Only twice in the last century, in 1919 with the Treaty of Versailles, and two years ago with the comprehensive Nuclear Test-Ban Treaty, has the Senate rejected a significant treaty sought by the President. In both cases, the international agreement received support from a majority of the Senators, but failed to reach the two-thirds supermajority required by Article II, Section 2, of the Constitution. The failure of the Versailles Treaty resulted in a shattering defeat for President Wilson's vision of a new world order, based on collective security and led by the United States. Rejection of the Test-Ban Treaty amounted to a major setback for the Clinton administration's arms control policies and its efforts to promote American participation in international efforts at regulatory cooperation. In both cases, presidents raised the concern that a minority of the Senate could frustrate an internationalist American foreign policy and thereby turn the nation toward isolationism. According to most international law scholars and authorities, however, both presidents easily could have evaded the Treaty Clause by submitting their international agreements as statutes. Instead of navigating Article H's advice-and-consent process, presidents have sent many international agreements to both houses of Congress for simple majority approval. Known as congressional-executive agreements, these instruments are indistinguishable under international law from treaties in their ability to bind the United States to international obligations. Several recent agreements of significance, such as the North American Free Trade Agreement ("NAFTA") and the World Trade Organization ("WTO") agreement, have undergone this statutory process. Not surprisingly, presidents have favored this easier route to making international agreements. While in the first fifty years of American history, the nation concluded twice as many treaties as nontreaty agreements, since World War II the nation has concluded more than ninety percent of its international agreements through a nontreaty mechanism.

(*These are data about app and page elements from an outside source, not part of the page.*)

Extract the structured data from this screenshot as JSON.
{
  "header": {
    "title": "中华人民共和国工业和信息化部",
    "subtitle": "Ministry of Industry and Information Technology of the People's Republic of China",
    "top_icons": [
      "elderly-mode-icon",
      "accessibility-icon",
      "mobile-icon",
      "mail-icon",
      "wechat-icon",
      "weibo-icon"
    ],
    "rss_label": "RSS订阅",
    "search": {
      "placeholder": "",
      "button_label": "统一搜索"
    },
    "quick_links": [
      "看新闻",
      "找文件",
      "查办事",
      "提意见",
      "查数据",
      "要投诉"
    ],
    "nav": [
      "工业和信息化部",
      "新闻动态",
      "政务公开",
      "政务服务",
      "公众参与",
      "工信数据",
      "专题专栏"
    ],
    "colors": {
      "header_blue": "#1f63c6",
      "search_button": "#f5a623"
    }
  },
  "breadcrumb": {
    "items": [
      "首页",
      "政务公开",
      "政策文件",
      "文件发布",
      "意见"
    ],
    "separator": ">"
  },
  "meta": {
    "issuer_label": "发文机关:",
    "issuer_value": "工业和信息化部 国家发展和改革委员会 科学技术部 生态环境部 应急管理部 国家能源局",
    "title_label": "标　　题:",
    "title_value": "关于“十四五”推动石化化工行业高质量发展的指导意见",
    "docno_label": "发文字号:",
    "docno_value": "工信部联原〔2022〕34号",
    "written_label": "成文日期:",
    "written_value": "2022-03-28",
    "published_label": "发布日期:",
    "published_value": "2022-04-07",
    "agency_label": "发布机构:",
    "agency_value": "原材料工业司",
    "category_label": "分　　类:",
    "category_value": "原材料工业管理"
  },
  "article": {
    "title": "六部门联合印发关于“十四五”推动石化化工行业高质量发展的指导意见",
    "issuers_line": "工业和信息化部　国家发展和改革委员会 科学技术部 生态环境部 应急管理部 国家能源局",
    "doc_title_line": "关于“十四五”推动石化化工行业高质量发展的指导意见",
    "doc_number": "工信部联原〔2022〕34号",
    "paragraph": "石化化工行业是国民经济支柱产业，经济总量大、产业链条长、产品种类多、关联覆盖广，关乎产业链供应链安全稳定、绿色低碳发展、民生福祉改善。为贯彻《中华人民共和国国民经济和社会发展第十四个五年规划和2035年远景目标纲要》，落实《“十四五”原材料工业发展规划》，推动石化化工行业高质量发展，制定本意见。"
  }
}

John C. Yoo,
Laws as Treaties?: The Constitutionality of Congressional-Executive Agreements,
Mich. L. Rev.
Available at: https://repository.law.umich.edu/mlr/vol99/iss4/3